» **Task to complete**
What lines of the data include the string "Network"? Copy them all.

----

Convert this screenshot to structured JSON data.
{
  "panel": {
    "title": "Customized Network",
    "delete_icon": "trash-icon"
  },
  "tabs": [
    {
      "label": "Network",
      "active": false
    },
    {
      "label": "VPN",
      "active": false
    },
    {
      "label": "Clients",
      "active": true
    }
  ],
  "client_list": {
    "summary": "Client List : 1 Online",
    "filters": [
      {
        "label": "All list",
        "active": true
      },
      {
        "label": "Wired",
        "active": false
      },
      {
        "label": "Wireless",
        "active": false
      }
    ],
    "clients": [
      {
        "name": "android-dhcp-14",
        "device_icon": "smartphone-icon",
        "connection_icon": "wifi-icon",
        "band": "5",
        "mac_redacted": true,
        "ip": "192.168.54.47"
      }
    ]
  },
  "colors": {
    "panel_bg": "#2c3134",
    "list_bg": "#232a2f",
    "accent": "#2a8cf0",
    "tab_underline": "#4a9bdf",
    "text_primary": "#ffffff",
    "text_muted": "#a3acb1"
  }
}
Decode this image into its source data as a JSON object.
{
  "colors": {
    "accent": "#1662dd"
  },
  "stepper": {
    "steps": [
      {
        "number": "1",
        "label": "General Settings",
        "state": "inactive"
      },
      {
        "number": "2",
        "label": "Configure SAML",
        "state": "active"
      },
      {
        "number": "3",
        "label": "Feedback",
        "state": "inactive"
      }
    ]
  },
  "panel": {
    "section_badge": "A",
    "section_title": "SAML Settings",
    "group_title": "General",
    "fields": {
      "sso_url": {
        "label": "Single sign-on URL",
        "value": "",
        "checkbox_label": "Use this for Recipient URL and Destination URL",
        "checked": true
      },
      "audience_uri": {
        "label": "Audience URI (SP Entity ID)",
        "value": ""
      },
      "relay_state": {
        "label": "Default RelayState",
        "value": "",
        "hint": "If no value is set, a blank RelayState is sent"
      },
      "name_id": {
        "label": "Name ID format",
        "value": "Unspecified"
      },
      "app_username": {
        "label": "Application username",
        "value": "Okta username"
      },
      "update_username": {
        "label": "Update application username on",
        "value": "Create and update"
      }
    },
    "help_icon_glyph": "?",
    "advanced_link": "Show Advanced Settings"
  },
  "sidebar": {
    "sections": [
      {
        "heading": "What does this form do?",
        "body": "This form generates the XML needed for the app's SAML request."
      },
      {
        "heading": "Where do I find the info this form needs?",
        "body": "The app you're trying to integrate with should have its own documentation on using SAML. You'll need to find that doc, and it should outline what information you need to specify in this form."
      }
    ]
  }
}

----

» **Answer section**
    "title": "Customized Network",
      "label": "Network",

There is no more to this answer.